TALLAHASSEE, Fla. (The News Service of Florida) — A proposal that would let people with concealed-weapons licenses pack heat at churches or other religious institutions that share properties with schools is heading to Gov. Ron DeSantis.
The Republican-controlled Senate on Tuesday voted 24-16 along party lines to give final approval to the measure (HB 259), which passed the House last month. DeSantis’ office did not immediately reply to a question about whether the governor will sign the bill.
Florida law generally allows people to carry concealed weapons at churches, synagogues, mosques and other religious institutions, but it bars being armed on school properties. That leads to people being prevented from carrying guns on properties shared by religious institutions and schools.
Senate sponsor Joe Gruters, R-Sarasota, said the bill closes a “loophole.”
“This is about safety,” Gruters said. “We saw what happened in Texas when a church, unfortunately, was the target. Six seconds it took them to secure that location. This gives schools the needed safety they need. It gives churches the additional security that they need. This gives the property owners the ultimate responsibility to make the decision that’s best for them.”
Democrat countered the proposal won’t improve safety.
“It’s a fallacy, Dirty Harry, Rambo. John McClane aren’t going to be rising up in a church and taking out the bad guy,” Senate Minority Leader Gary Farmer, D-Lighthouse Point, said. “When you’ve got more guns, you’ve got more danger, period. These are religious institutions. They’re supposed to be peaceful places of worship. Why anybody would bring a gun to a church is beyond me.”

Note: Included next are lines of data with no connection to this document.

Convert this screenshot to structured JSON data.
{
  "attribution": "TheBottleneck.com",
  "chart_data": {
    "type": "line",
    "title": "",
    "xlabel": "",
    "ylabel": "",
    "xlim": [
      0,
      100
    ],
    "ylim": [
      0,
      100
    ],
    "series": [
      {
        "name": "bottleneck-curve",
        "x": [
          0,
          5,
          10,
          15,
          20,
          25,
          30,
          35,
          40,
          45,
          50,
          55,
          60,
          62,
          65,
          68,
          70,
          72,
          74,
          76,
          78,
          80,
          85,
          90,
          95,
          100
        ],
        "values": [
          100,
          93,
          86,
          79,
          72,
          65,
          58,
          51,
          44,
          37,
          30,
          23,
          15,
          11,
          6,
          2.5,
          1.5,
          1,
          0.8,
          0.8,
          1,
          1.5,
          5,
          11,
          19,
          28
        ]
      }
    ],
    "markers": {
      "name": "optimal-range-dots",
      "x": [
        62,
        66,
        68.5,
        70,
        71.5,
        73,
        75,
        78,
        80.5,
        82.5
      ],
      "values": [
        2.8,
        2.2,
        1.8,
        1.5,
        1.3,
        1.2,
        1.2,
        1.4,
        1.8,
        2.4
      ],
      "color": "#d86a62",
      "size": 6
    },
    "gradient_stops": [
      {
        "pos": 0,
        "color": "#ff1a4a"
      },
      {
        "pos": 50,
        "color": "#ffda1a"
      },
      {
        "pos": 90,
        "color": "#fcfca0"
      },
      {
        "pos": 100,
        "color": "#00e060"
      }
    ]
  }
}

Sen. Tina Polsky, D-Boca Raton, argued that an FBI study of 160 active shooter incidents from 2000 to 2013 found just one where a person with a concealed-weapons license stopped a shooter.
“It just makes me very uncomfortable that we’re saying more guns, more guns, more guns, when we have had, is it 60 mass shootings so far this year?” Polsky said. “So let’s just add more guns in a sacred place like a church, a temple, a mosque. I believe there are other ways to make those institutions safe.”

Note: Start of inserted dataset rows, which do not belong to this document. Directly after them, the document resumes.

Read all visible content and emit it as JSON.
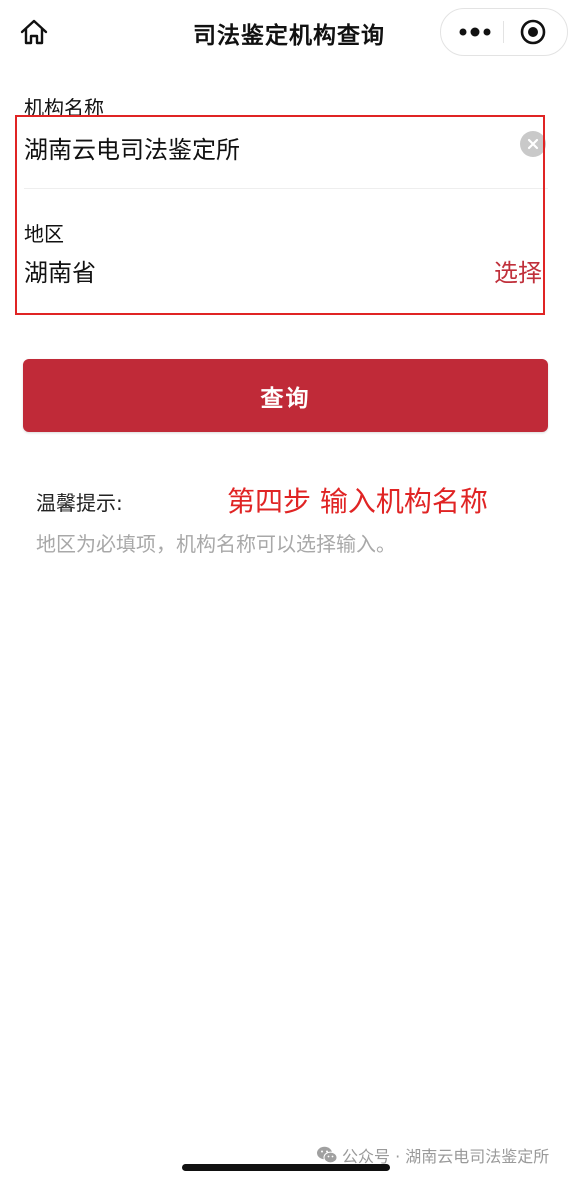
{
  "header": {
    "title": "司法鉴定机构查询",
    "home_icon": "home-icon",
    "more_icon": "more-dots-icon",
    "close_icon": "miniprogram-close-icon"
  },
  "form": {
    "org_name": {
      "label": "机构名称",
      "value": "湖南云电司法鉴定所"
    },
    "region": {
      "label": "地区",
      "value": "湖南省",
      "select_label": "选择"
    }
  },
  "query_button": {
    "label": "查询"
  },
  "tips": {
    "title": "温馨提示:",
    "text": "地区为必填项，机构名称可以选择输入。"
  },
  "annotation": {
    "text": "第四步  输入机构名称"
  },
  "watermark": {
    "text": "公众号 · 湖南云电司法鉴定所",
    "icon": "wechat-icon"
  },
  "colors": {
    "accent": "#c02a38",
    "annotation_red": "#e02424",
    "hint_gray": "#a8a8a8"
  }
}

Sen. Jason Pizzo, a North Miami Beach Democrat who is an attorney, said he doesn’t expect the proposal to withstand a court challenge over property rights.
On Monday, the Senate rejected a series of proposed Democratic amendments to the bill that included seeking to limit possession of guns to current or former law-enforcement officers and to prohibit carrying guns while school is in session or extracurricular activities are underway.
Religious institutions or property owners would continue to be able to bar guns at the sites, under the bill.
Tuesday’s vote moved the bill further than the last time a similar proposal was on the Senate floor. In 2018, an attempt stalled as lawmakers’ attention shifted to the mass shooting at Marjory Stoneman Douglas High School in Parkland.